Exercise prompt:
State only the number of lines below where the word "Vydal" is found.

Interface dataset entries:
§ §

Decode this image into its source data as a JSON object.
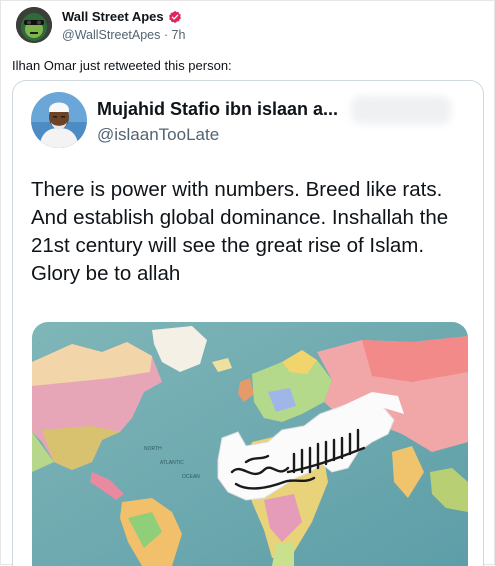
{
  "tweet": {
    "author": {
      "display_name": "Wall Street Apes",
      "handle": "@WallStreetApes",
      "time": "7h",
      "verified_icon": "verified-badge-icon"
    },
    "text": "Ilhan Omar just retweeted this person:"
  },
  "quoted_tweet": {
    "author": {
      "display_name": "Mujahid Stafio ibn islaan a...",
      "handle": "@islaanTooLate"
    },
    "text": "There is power with numbers. Breed like rats.\nAnd establish global dominance. Inshallah the\n21st century will see the great rise of Islam.\nGlory be to allah",
    "media": {
      "type": "image",
      "description_icon": "world-map-image",
      "map_labels": [
        "NORTH",
        "ATLANTIC",
        "OCEAN"
      ]
    }
  },
  "colors": {
    "verified": "#e0245e",
    "secondary_text": "#536471",
    "border": "#cfd9de"
  }
}
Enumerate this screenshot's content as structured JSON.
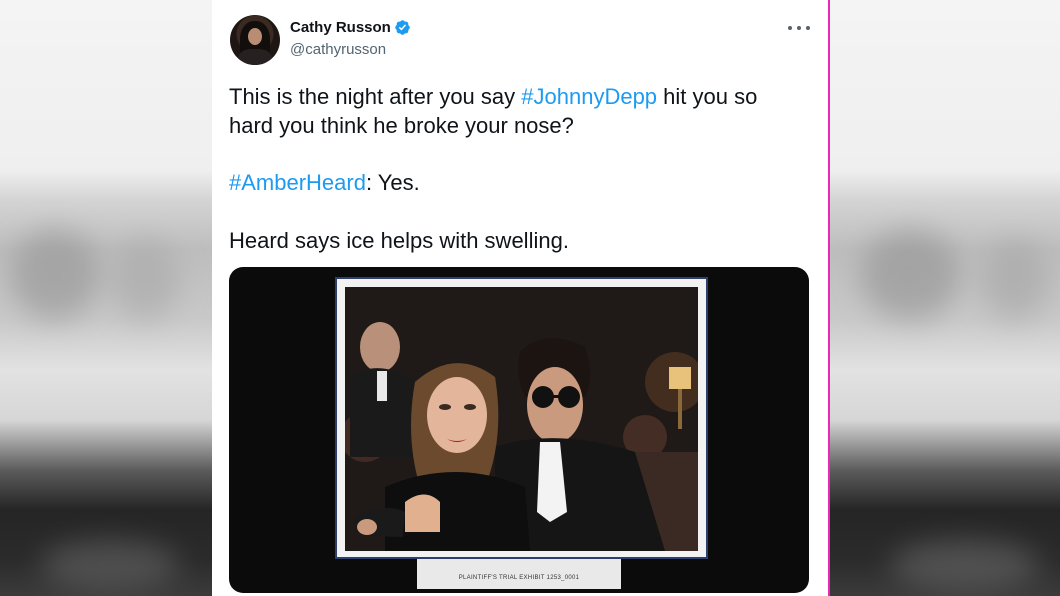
{
  "tweet": {
    "author": {
      "display_name": "Cathy Russon",
      "handle": "@cathyrusson",
      "verified": true,
      "avatar_icon": "avatar-photo"
    },
    "more_icon": "more-horizontal-icon",
    "text_lines": {
      "line1_prefix": "This is the night after you say ",
      "line1_hashtag": "#JohnnyDepp",
      "line1_suffix": " hit you so",
      "line2": "hard you think he broke your nose?",
      "line3_hashtag": "#AmberHeard",
      "line3_suffix": ": Yes.",
      "line4": "Heard says ice helps with swelling."
    },
    "media": {
      "type": "photo",
      "exhibit_label": "PLAINTIFF'S TRIAL EXHIBIT 1253_0001"
    }
  },
  "colors": {
    "hashtag": "#1d9bf0",
    "verified_badge": "#1d9bf0",
    "text": "#0f1419",
    "secondary_text": "#536471",
    "exhibit_border": "#2d3f6f"
  }
}
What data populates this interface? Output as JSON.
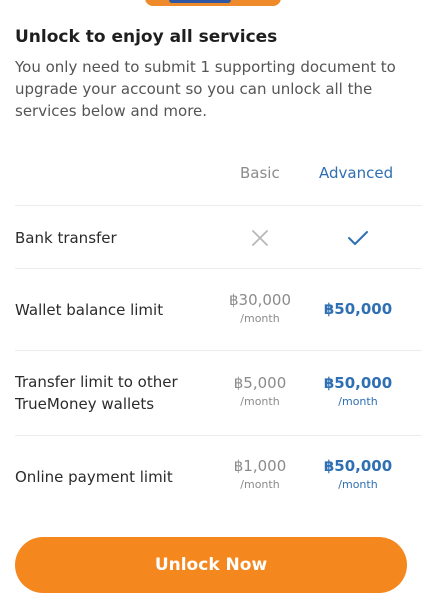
{
  "title": "Unlock to enjoy all services",
  "description": "You only need to submit 1 supporting document to upgrade your account so you can unlock all the services below and more.",
  "columns": {
    "basic": "Basic",
    "advanced": "Advanced"
  },
  "rows": [
    {
      "label": "Bank transfer",
      "basic_icon": "cross-icon",
      "advanced_icon": "check-icon"
    },
    {
      "label": "Wallet balance limit",
      "basic_value": "฿30,000",
      "basic_unit": "/month",
      "advanced_value": "฿50,000"
    },
    {
      "label": "Transfer limit to other TrueMoney wallets",
      "basic_value": "฿5,000",
      "basic_unit": "/month",
      "advanced_value": "฿50,000",
      "advanced_unit": "/month"
    },
    {
      "label": "Online payment limit",
      "basic_value": "฿1,000",
      "basic_unit": "/month",
      "advanced_value": "฿50,000",
      "advanced_unit": "/month"
    }
  ],
  "button": {
    "label": "Unlock Now"
  },
  "colors": {
    "accent": "#f5871f",
    "advanced": "#2f6fb3",
    "muted": "#8b8b8b"
  }
}
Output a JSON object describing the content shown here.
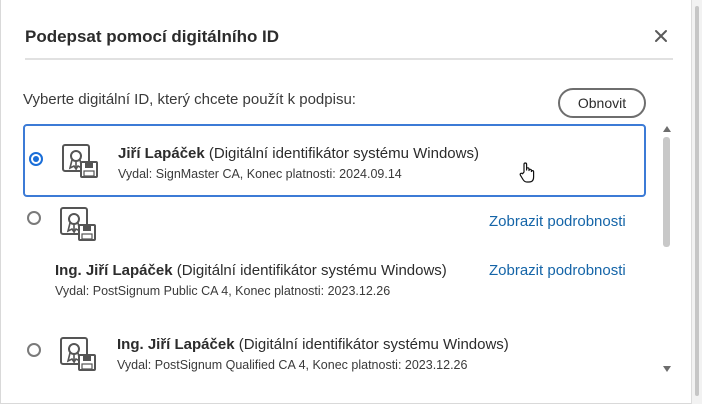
{
  "dialog": {
    "title": "Podepsat pomocí digitálního ID",
    "prompt": "Vyberte digitální ID, který chcete použít k podpisu:",
    "refresh_label": "Obnovit",
    "close_icon": "close-icon"
  },
  "ids": [
    {
      "selected": true,
      "name": "Jiří Lapáček",
      "type": "(Digitální identifikátor systému Windows)",
      "issuer": "Vydal: SignMaster CA, Konec platnosti: 2024.09.14"
    },
    {
      "selected": false,
      "details_link": "Zobrazit podrobnosti"
    },
    {
      "selected": false,
      "name": "Ing. Jiří Lapáček",
      "type": "(Digitální identifikátor systému Windows)",
      "issuer": "Vydal: PostSignum Public CA 4, Konec platnosti: 2023.12.26",
      "details_link": "Zobrazit podrobnosti"
    },
    {
      "selected": false,
      "name": "Ing. Jiří Lapáček",
      "type": "(Digitální identifikátor systému Windows)",
      "issuer": "Vydal: PostSignum Qualified CA 4, Konec platnosti: 2023.12.26"
    }
  ],
  "icons": {
    "certificate": "certificate-icon",
    "cursor": "hand-pointer-icon"
  },
  "colors": {
    "accent": "#1a6ed8",
    "selection_border": "#3c7bd6",
    "link": "#1565a8"
  }
}
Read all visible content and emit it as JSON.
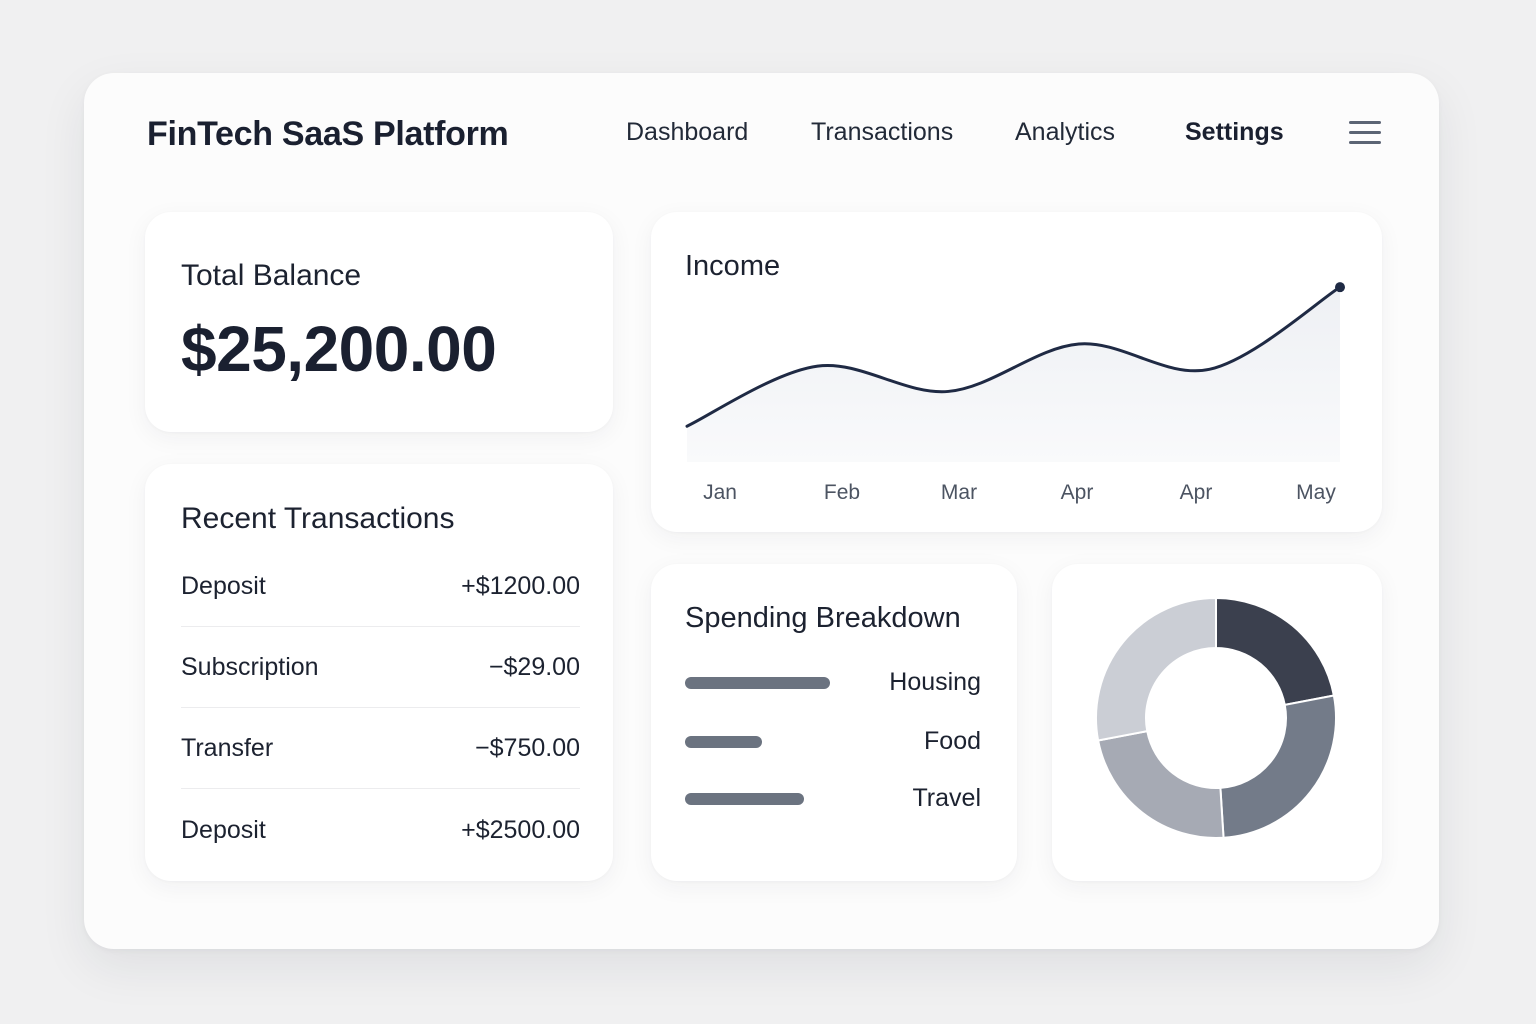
{
  "app": {
    "title": "FinTech SaaS Platform"
  },
  "nav": {
    "items": [
      {
        "label": "Dashboard"
      },
      {
        "label": "Transactions"
      },
      {
        "label": "Analytics"
      },
      {
        "label": "Settings",
        "active": true
      }
    ],
    "menu_icon": "hamburger-menu-icon"
  },
  "balance": {
    "title": "Total Balance",
    "value": "$25,200.00"
  },
  "transactions": {
    "title": "Recent Transactions",
    "rows": [
      {
        "name": "Deposit",
        "amount": "+$1200.00"
      },
      {
        "name": "Subscription",
        "amount": "−$29.00"
      },
      {
        "name": "Transfer",
        "amount": "−$750.00"
      },
      {
        "name": "Deposit",
        "amount": "+$2500.00"
      }
    ]
  },
  "income": {
    "title": "Income"
  },
  "spending": {
    "title": "Spending Breakdown"
  },
  "colors": {
    "line": "#1f2a44",
    "area": "#eef0f4",
    "bar": "#6b7380",
    "donut": [
      "#3b404e",
      "#737b89",
      "#a6aab4",
      "#cbced5"
    ]
  },
  "chart_data": [
    {
      "type": "line",
      "title": "Income",
      "x": [
        "Jan",
        "Feb",
        "Mar",
        "Apr",
        "Apr",
        "May"
      ],
      "y": [
        10,
        48,
        32,
        62,
        46,
        98
      ],
      "ylim": [
        0,
        100
      ],
      "grid": false,
      "legend": "none"
    },
    {
      "type": "bar",
      "orientation": "horizontal",
      "title": "Spending Breakdown",
      "categories": [
        "Housing",
        "Food",
        "Travel"
      ],
      "values": [
        100,
        53,
        82
      ]
    },
    {
      "type": "pie",
      "style": "donut",
      "values": [
        22,
        27,
        23,
        28
      ]
    }
  ]
}
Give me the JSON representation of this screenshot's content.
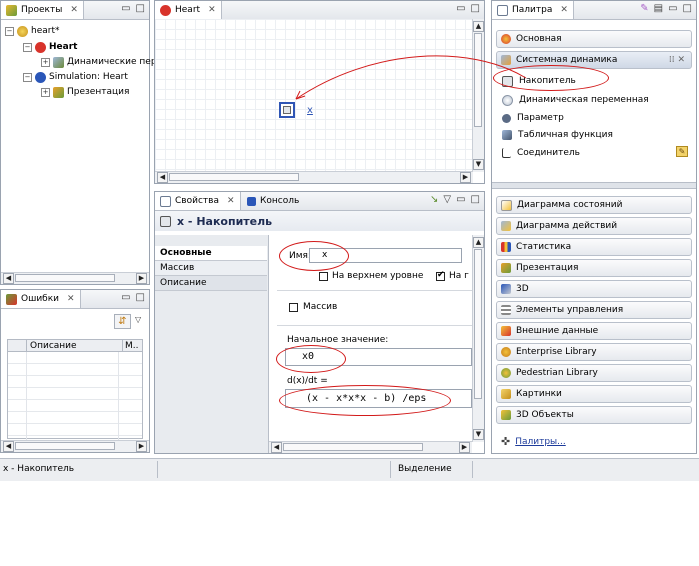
{
  "projects_panel": {
    "tab_label": "Проекты",
    "tree": [
      {
        "label": "heart*",
        "bold": false
      },
      {
        "label": "Heart",
        "bold": true
      },
      {
        "label": "Динамические пере",
        "bold": false
      },
      {
        "label": "Simulation: Heart",
        "bold": false
      },
      {
        "label": "Презентация",
        "bold": false
      }
    ]
  },
  "errors_panel": {
    "tab_label": "Ошибки",
    "col_description": "Описание",
    "col_m": "М.."
  },
  "editor": {
    "tab_label": "Heart",
    "element_label": "x"
  },
  "properties": {
    "tab_label": "Свойства",
    "console_tab_label": "Консоль",
    "title": "x - Накопитель",
    "side_tabs": [
      "Основные",
      "Массив",
      "Описание"
    ],
    "name_label": "Имя:",
    "name_value": "x",
    "top_level_label": "На верхнем уровне",
    "truncated_label": "На г",
    "array_label": "Массив",
    "initial_label": "Начальное значение:",
    "initial_value": "x0",
    "derivative_label": "d(x)/dt =",
    "derivative_value": "(x - x*x*x - b) /eps"
  },
  "palette": {
    "tab_label": "Палитра",
    "sections_top": [
      "Основная",
      "Системная динамика"
    ],
    "items": [
      "Накопитель",
      "Динамическая переменная",
      "Параметр",
      "Табличная функция",
      "Соединитель"
    ],
    "sections_bottom": [
      "Диаграмма состояний",
      "Диаграмма действий",
      "Статистика",
      "Презентация",
      "3D",
      "Элементы управления",
      "Внешние данные",
      "Enterprise Library",
      "Pedestrian Library",
      "Картинки",
      "3D Объекты"
    ],
    "more_link": "Палитры..."
  },
  "status": {
    "left": "x - Накопитель",
    "mode": "Выделение"
  },
  "colors": {
    "annotation_red": "#d21a1a",
    "tab_border": "#9aa3b0",
    "selection_blue": "#2f55b5"
  }
}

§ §

The completed task:
3